Look through the lines below, find those with the word "banner", and copy them.

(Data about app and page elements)
******************************

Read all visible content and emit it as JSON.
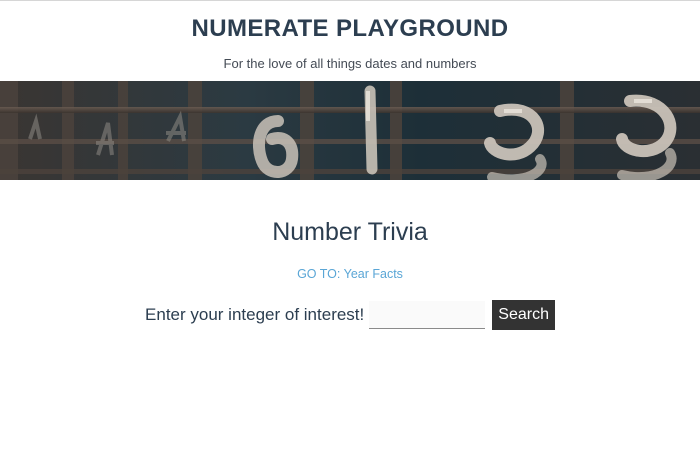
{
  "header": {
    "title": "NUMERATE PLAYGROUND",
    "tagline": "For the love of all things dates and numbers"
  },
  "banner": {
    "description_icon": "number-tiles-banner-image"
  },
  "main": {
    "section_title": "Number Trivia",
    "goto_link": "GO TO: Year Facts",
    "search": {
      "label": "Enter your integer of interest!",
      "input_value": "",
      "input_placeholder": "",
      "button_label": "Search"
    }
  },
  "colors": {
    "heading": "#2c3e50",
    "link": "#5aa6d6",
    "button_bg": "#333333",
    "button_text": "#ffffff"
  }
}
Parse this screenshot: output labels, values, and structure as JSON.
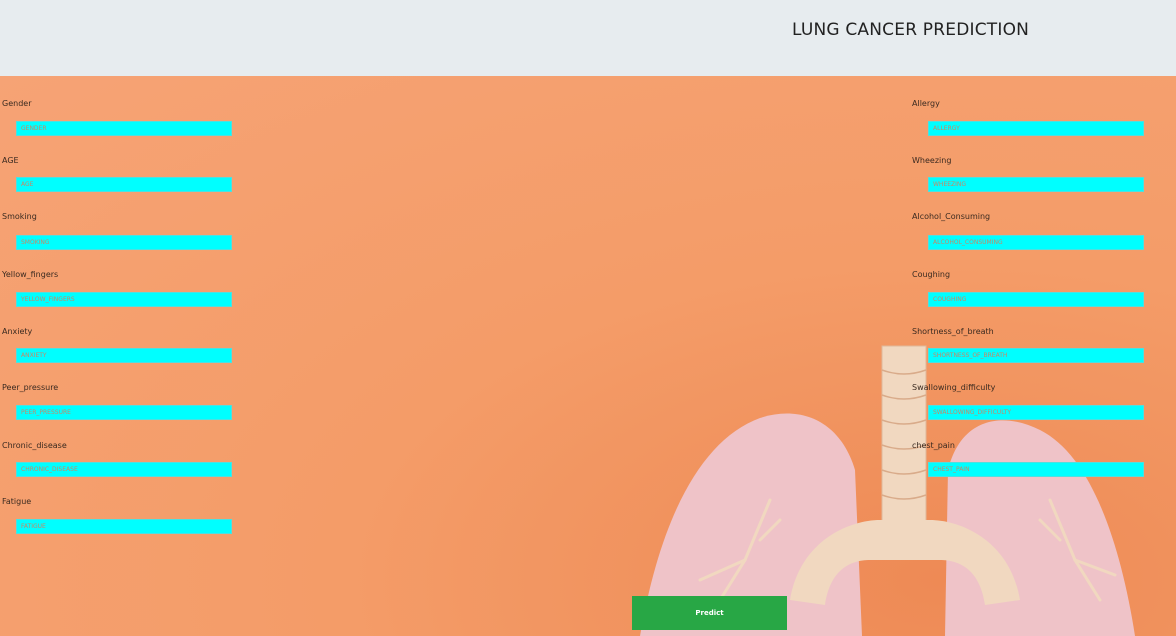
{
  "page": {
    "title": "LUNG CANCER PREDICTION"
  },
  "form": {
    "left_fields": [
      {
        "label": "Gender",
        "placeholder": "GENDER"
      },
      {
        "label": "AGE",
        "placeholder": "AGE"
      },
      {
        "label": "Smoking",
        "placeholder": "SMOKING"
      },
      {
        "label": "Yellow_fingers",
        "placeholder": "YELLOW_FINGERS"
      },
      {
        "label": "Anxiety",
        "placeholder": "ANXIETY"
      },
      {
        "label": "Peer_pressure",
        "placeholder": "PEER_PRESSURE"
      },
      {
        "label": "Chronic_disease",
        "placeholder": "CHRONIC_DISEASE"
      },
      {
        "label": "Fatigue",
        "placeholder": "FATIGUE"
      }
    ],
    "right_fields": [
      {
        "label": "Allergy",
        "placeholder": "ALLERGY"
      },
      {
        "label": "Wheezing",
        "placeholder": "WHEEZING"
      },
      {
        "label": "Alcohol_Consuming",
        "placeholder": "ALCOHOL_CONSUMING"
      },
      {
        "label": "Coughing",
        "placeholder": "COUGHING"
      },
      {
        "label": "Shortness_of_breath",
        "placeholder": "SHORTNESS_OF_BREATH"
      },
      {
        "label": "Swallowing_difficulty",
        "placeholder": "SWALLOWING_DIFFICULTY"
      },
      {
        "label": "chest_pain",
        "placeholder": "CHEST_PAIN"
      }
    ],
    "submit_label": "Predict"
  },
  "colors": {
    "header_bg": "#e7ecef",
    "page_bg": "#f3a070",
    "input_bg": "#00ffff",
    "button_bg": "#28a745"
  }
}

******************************

▶ _Exercise output_:
  "banner": {
    "description_icon": "number-tiles-banner-image"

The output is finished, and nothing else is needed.